Chronic MPNs usually occur sporadically; however, familial clusters of MPNs have been reported. These familial clusters include autosomal-dominant inheritance and autosomal-recessive inheritance.[1] Patients with p. vera and essential thrombocythemia have marked increases of red blood cell and platelet production, respectively. Treatment is directed at reducing the excessive numbers of blood cells. Both p. vera and essential thrombocythemia can develop a spent phase late in their courses that resembles primary myelofibrosis with cytopenias and marrow hypoplasia and fibrosis.[2-4] A specific point mutation in one copy of the Janus kinase 2 gene (JAK2), a cytoplasmic tyrosine kinase, on chromosome 9, which causes increased proliferation and survival of hematopoietic precursors in vitro, has been identified in most patients with p. vera, essential thrombocythemia, and idiopathic myelofibrosis.[5-10] Researchers are pursuing specific targeting of this aberrant protein.

References
  1. Ranjan A, Penninga E, Jelsig AM, et al.: Inheritance of the chronic myeloproliferative neoplasms. A systematic review. Clin Genet 83 (2): 99-107, 2013.  [PUBMED Abstract]

  2. Schafer AI: Bleeding and thrombosis in the myeloproliferative disorders.
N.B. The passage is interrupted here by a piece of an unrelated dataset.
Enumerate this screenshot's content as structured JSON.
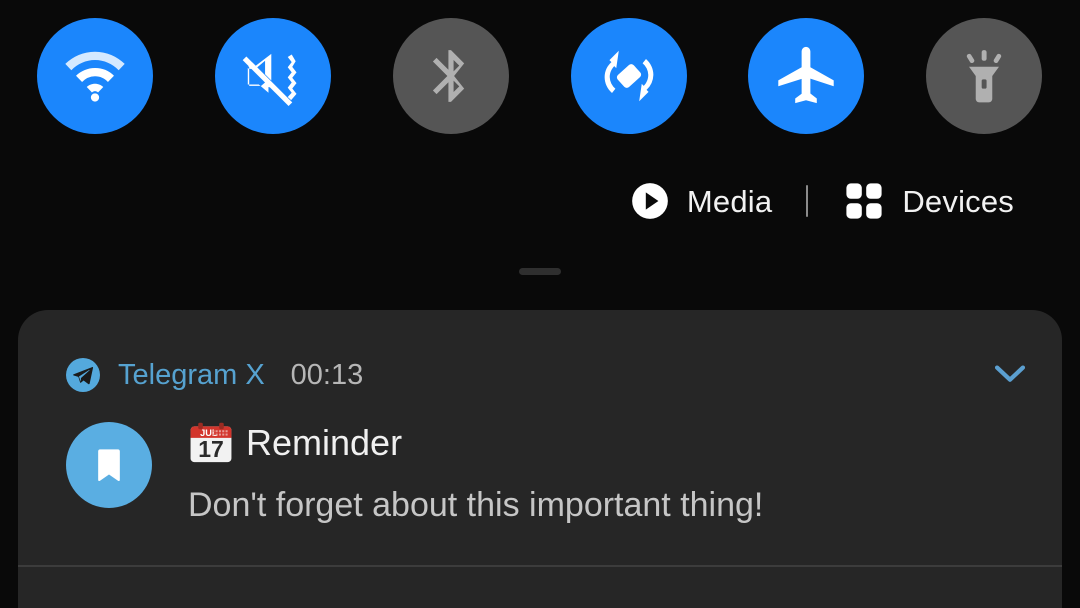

Blood 64 (1): 1-12, 1984.  [PUBMED Abstract]

  3. Barosi G: Myelofibrosis with myeloid metaplasia: diagnostic definition and prognostic classification for clinical studies and treatment guidelines. J Clin Oncol 17 (9): 2954-70, 1999.  [PUBMED Abstract]

  4. Tefferi A: Myelofibrosis with myeloid metaplasia. N Engl J Med 342 (17): 1255-65, 2000.  [PUBMED Abstract]

  5. Kralovics R, Passamonti F, Buser AS, et al.: A gain-of-function mutation of JAK2 in myeloproliferative disorders. N Engl J Med 352 (17): 1779-90, 2005.  [PUBMED Abstract]

  6. Baxter EJ, Scott LM, Campbell PJ, et al.: Acquired mutation of the tyrosine kinase JAK2 in human myeloproliferative disorders. Lancet 365 (9464): 1054-61, 2005 Mar 19-25.  [PUBMED Abstract]

  7. James C, Ugo V, Le Couédic JP, et al.: A unique clonal JAK2 mutation leading to constitutive signalling causes polycythaemia vera. Nature 434 (7037): 1144-8, 2005.  [PUBMED Abstract]

  8. Levine RL, Wadleigh M, Cools J, et al.: Activating mutation in the tyrosine kinase JAK2 in polycythemia vera, essential thrombocythemia, and myeloid metaplasia with myelofibrosis. Cancer Cell 7 (4): 387-97, 2005.  [PUBMED Abstract]

  9. Scott LM, Tong W, Levine RL, et al.: JAK2 exon 12 mutations in polycythemia vera and idiopathic erythrocytosis. N Engl J Med 356 (5): 459-68, 2007.  [PUBMED Abstract]

  10. Campbell PJ, Green AR: The myeloproliferative disorders. N Engl J Med 355 (23): 2452-66, 2006.  [PUBMED Abstract]